### WHAT IS EXPECTED
Write each record again exactly as it stands.

### INFORMATION
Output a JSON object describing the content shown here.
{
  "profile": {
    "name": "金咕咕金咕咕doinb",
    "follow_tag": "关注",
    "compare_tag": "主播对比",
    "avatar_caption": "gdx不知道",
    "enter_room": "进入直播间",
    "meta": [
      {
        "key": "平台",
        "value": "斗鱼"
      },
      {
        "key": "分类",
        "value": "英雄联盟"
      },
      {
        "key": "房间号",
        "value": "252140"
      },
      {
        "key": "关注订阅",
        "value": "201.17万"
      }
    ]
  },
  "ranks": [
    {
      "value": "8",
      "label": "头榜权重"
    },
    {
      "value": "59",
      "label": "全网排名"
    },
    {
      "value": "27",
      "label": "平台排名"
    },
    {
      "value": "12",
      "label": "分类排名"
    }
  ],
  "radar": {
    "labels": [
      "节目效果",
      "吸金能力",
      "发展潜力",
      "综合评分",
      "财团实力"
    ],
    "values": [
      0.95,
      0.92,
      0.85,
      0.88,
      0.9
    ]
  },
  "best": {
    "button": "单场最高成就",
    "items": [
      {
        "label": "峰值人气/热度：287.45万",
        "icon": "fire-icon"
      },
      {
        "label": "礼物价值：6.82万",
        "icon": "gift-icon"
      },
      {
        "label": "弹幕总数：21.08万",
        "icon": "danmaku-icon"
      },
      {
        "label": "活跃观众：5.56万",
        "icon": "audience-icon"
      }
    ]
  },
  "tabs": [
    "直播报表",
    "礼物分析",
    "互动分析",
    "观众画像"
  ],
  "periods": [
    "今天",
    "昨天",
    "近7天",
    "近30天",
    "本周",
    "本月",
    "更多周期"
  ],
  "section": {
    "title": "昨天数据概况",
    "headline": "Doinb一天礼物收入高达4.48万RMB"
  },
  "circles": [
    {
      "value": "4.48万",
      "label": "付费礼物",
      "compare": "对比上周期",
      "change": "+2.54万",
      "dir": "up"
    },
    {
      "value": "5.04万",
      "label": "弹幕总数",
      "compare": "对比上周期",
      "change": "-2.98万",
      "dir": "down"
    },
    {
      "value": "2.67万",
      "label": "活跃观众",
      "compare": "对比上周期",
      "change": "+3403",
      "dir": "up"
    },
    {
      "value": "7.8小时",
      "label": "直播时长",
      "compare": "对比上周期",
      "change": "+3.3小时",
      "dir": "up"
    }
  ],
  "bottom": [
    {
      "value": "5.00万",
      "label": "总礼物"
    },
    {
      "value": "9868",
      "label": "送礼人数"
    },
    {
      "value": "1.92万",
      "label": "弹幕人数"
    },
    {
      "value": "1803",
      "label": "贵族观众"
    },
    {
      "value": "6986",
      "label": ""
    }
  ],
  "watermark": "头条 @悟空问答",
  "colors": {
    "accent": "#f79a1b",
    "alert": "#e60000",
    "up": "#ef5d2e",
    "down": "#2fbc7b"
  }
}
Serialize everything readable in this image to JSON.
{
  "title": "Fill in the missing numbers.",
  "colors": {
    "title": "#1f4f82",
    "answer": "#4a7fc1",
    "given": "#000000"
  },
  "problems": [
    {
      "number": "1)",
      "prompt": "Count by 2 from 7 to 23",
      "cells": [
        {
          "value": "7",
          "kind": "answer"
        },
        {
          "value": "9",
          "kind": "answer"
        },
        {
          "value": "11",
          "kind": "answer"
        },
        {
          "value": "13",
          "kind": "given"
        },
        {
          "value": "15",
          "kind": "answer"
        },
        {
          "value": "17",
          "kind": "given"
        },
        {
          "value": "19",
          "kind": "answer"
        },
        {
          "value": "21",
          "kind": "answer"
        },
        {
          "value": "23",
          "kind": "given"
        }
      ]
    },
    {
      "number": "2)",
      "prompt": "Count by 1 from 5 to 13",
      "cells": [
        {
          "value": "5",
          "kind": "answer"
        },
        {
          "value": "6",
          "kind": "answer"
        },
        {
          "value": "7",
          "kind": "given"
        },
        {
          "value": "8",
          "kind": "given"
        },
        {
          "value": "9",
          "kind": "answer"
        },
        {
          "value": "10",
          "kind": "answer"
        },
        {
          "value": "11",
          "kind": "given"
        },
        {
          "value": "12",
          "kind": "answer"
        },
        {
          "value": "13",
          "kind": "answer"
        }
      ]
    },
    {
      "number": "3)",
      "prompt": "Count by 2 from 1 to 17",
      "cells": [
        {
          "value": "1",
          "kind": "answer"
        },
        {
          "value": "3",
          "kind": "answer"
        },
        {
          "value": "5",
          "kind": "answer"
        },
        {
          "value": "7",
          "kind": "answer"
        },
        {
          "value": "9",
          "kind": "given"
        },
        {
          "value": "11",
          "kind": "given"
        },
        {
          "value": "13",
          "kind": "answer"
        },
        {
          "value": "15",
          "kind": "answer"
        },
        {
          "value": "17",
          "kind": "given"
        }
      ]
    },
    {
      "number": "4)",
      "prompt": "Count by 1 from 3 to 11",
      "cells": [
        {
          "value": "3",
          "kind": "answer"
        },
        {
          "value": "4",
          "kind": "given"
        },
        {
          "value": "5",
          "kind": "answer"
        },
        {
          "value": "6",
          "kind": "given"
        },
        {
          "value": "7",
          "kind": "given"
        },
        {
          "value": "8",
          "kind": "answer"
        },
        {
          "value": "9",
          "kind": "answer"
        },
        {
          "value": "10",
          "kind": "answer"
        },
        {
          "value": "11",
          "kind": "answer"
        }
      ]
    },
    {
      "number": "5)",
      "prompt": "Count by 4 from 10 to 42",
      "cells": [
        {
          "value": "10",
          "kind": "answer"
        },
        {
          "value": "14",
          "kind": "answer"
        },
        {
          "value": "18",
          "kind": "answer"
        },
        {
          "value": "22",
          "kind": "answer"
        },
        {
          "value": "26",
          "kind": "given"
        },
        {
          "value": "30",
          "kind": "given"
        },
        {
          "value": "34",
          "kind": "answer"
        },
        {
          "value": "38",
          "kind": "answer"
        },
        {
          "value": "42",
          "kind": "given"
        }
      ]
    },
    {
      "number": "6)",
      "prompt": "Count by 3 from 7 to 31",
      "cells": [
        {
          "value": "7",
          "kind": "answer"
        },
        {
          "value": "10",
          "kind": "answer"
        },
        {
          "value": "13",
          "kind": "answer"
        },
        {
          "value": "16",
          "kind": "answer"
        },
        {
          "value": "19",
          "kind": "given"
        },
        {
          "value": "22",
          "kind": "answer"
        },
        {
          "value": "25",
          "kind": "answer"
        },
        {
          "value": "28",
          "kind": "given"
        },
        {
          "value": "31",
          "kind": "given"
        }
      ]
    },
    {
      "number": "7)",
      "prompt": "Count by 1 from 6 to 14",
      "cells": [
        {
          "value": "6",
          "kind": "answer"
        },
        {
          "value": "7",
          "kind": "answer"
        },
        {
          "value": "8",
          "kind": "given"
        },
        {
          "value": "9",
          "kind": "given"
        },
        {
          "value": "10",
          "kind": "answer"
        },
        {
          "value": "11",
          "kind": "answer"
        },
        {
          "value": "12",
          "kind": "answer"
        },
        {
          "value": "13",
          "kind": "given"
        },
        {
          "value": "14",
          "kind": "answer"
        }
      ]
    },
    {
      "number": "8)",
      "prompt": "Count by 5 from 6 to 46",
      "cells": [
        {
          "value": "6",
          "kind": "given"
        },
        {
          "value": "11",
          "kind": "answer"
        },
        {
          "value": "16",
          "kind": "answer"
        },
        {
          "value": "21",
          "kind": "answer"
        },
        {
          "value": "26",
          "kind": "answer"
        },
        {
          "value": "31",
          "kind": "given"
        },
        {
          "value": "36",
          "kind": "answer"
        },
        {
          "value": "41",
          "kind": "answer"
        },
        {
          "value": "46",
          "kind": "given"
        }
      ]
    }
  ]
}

### WRITTEN REPLY
Output a JSON object describing the content shown here.
{
  "profile": {
    "name": "金咕咕金咕咕doinb",
    "follow_tag": "关注",
    "compare_tag": "主播对比",
    "avatar_caption": "gdx不知道",
    "enter_room": "进入直播间",
    "meta": [
      {
        "key": "平台",
        "value": "斗鱼"
      },
      {
        "key": "分类",
        "value": "英雄联盟"
      },
      {
        "key": "房间号",
        "value": "252140"
      },
      {
        "key": "关注订阅",
        "value": "201.17万"
      }
    ]
  },
  "ranks": [
    {
      "value": "8",
      "label": "头榜权重"
    },
    {
      "value": "59",
      "label": "全网排名"
    },
    {
      "value": "27",
      "label": "平台排名"
    },
    {
      "value": "12",
      "label": "分类排名"
    }
  ],
  "radar": {
    "labels": [
      "节目效果",
      "吸金能力",
      "发展潜力",
      "综合评分",
      "财团实力"
    ],
    "values": [
      0.95,
      0.92,
      0.85,
      0.88,
      0.9
    ]
  },
  "best": {
    "button": "单场最高成就",
    "items": [
      {
        "label": "峰值人气/热度：287.45万",
        "icon": "fire-icon"
      },
      {
        "label": "礼物价值：6.82万",
        "icon": "gift-icon"
      },
      {
        "label": "弹幕总数：21.08万",
        "icon": "danmaku-icon"
      },
      {
        "label": "活跃观众：5.56万",
        "icon": "audience-icon"
      }
    ]
  },
  "tabs": [
    "直播报表",
    "礼物分析",
    "互动分析",
    "观众画像"
  ],
  "periods": [
    "今天",
    "昨天",
    "近7天",
    "近30天",
    "本周",
    "本月",
    "更多周期"
  ],
  "section": {
    "title": "昨天数据概况",
    "headline": "Doinb一天礼物收入高达4.48万RMB"
  },
  "circles": [
    {
      "value": "4.48万",
      "label": "付费礼物",
      "compare": "对比上周期",
      "change": "+2.54万",
      "dir": "up"
    },
    {
      "value": "5.04万",
      "label": "弹幕总数",
      "compare": "对比上周期",
      "change": "-2.98万",
      "dir": "down"
    },
    {
      "value": "2.67万",
      "label": "活跃观众",
      "compare": "对比上周期",
      "change": "+3403",
      "dir": "up"
    },
    {
      "value": "7.8小时",
      "label": "直播时长",
      "compare": "对比上周期",
      "change": "+3.3小时",
      "dir": "up"
    }
  ],
  "bottom": [
    {
      "value": "5.00万",
      "label": "总礼物"
    },
    {
      "value": "9868",
      "label": "送礼人数"
    },
    {
      "value": "1.92万",
      "label": "弹幕人数"
    },
    {
      "value": "1803",
      "label": "贵族观众"
    },
    {
      "value": "6986",
      "label": ""
    }
  ],
  "watermark": "头条 @悟空问答",
  "colors": {
    "accent": "#f79a1b",
    "alert": "#e60000",
    "up": "#ef5d2e",
    "down": "#2fbc7b"
  }
}
Serialize everything readable in this image to JSON.
{
  "title": "Fill in the missing numbers.",
  "colors": {
    "title": "#1f4f82",
    "answer": "#4a7fc1",
    "given": "#000000"
  },
  "problems": [
    {
      "number": "1)",
      "prompt": "Count by 2 from 7 to 23",
      "cells": [
        {
          "value": "7",
          "kind": "answer"
        },
        {
          "value": "9",
          "kind": "answer"
        },
        {
          "value": "11",
          "kind": "answer"
        },
        {
          "value": "13",
          "kind": "given"
        },
        {
          "value": "15",
          "kind": "answer"
        },
        {
          "value": "17",
          "kind": "given"
        },
        {
          "value": "19",
          "kind": "answer"
        },
        {
          "value": "21",
          "kind": "answer"
        },
        {
          "value": "23",
          "kind": "given"
        }
      ]
    },
    {
      "number": "2)",
      "prompt": "Count by 1 from 5 to 13",
      "cells": [
        {
          "value": "5",
          "kind": "answer"
        },
        {
          "value": "6",
          "kind": "answer"
        },
        {
          "value": "7",
          "kind": "given"
        },
        {
          "value": "8",
          "kind": "given"
        },
        {
          "value": "9",
          "kind": "answer"
        },
        {
          "value": "10",
          "kind": "answer"
        },
        {
          "value": "11",
          "kind": "given"
        },
        {
          "value": "12",
          "kind": "answer"
        },
        {
          "value": "13",
          "kind": "answer"
        }
      ]
    },
    {
      "number": "3)",
      "prompt": "Count by 2 from 1 to 17",
      "cells": [
        {
          "value": "1",
          "kind": "answer"
        },
        {
          "value": "3",
          "kind": "answer"
        },
        {
          "value": "5",
          "kind": "answer"
        },
        {
          "value": "7",
          "kind": "answer"
        },
        {
          "value": "9",
          "kind": "given"
        },
        {
          "value": "11",
          "kind": "given"
        },
        {
          "value": "13",
          "kind": "answer"
        },
        {
          "value": "15",
          "kind": "answer"
        },
        {
          "value": "17",
          "kind": "given"
        }
      ]
    },
    {
      "number": "4)",
      "prompt": "Count by 1 from 3 to 11",
      "cells": [
        {
          "value": "3",
          "kind": "answer"
        },
        {
          "value": "4",
          "kind": "given"
        },
        {
          "value": "5",
          "kind": "answer"
        },
        {
          "value": "6",
          "kind": "given"
        },
        {
          "value": "7",
          "kind": "given"
        },
        {
          "value": "8",
          "kind": "answer"
        },
        {
          "value": "9",
          "kind": "answer"
        },
        {
          "value": "10",
          "kind": "answer"
        },
        {
          "value": "11",
          "kind": "answer"
        }
      ]
    },
    {
      "number": "5)",
      "prompt": "Count by 4 from 10 to 42",
      "cells": [
        {
          "value": "10",
          "kind": "answer"
        },
        {
          "value": "14",
          "kind": "answer"
        },
        {
          "value": "18",
          "kind": "answer"
        },
        {
          "value": "22",
          "kind": "answer"
        },
        {
          "value": "26",
          "kind": "given"
        },
        {
          "value": "30",
          "kind": "given"
        },
        {
          "value": "34",
          "kind": "answer"
        },
        {
          "value": "38",
          "kind": "answer"
        },
        {
          "value": "42",
          "kind": "given"
        }
      ]
    },
    {
      "number": "6)",
      "prompt": "Count by 3 from 7 to 31",
      "cells": [
        {
          "value": "7",
          "kind": "answer"
        },
        {
          "value": "10",
          "kind": "answer"
        },
        {
          "value": "13",
          "kind": "answer"
        },
        {
          "value": "16",
          "kind": "answer"
        },
        {
          "value": "19",
          "kind": "given"
        },
        {
          "value": "22",
          "kind": "answer"
        },
        {
          "value": "25",
          "kind": "answer"
        },
        {
          "value": "28",
          "kind": "given"
        },
        {
          "value": "31",
          "kind": "given"
        }
      ]
    },
    {
      "number": "7)",
      "prompt": "Count by 1 from 6 to 14",
      "cells": [
        {
          "value": "6",
          "kind": "answer"
        },
        {
          "value": "7",
          "kind": "answer"
        },
        {
          "value": "8",
          "kind": "given"
        },
        {
          "value": "9",
          "kind": "given"
        },
        {
          "value": "10",
          "kind": "answer"
        },
        {
          "value": "11",
          "kind": "answer"
        },
        {
          "value": "12",
          "kind": "answer"
        },
        {
          "value": "13",
          "kind": "given"
        },
        {
          "value": "14",
          "kind": "answer"
        }
      ]
    },
    {
      "number": "8)",
      "prompt": "Count by 5 from 6 to 46",
      "cells": [
        {
          "value": "6",
          "kind": "given"
        },
        {
          "value": "11",
          "kind": "answer"
        },
        {
          "value": "16",
          "kind": "answer"
        },
        {
          "value": "21",
          "kind": "answer"
        },
        {
          "value": "26",
          "kind": "answer"
        },
        {
          "value": "31",
          "kind": "given"
        },
        {
          "value": "36",
          "kind": "answer"
        },
        {
          "value": "41",
          "kind": "answer"
        },
        {
          "value": "46",
          "kind": "given"
        }
      ]
    }
  ]
}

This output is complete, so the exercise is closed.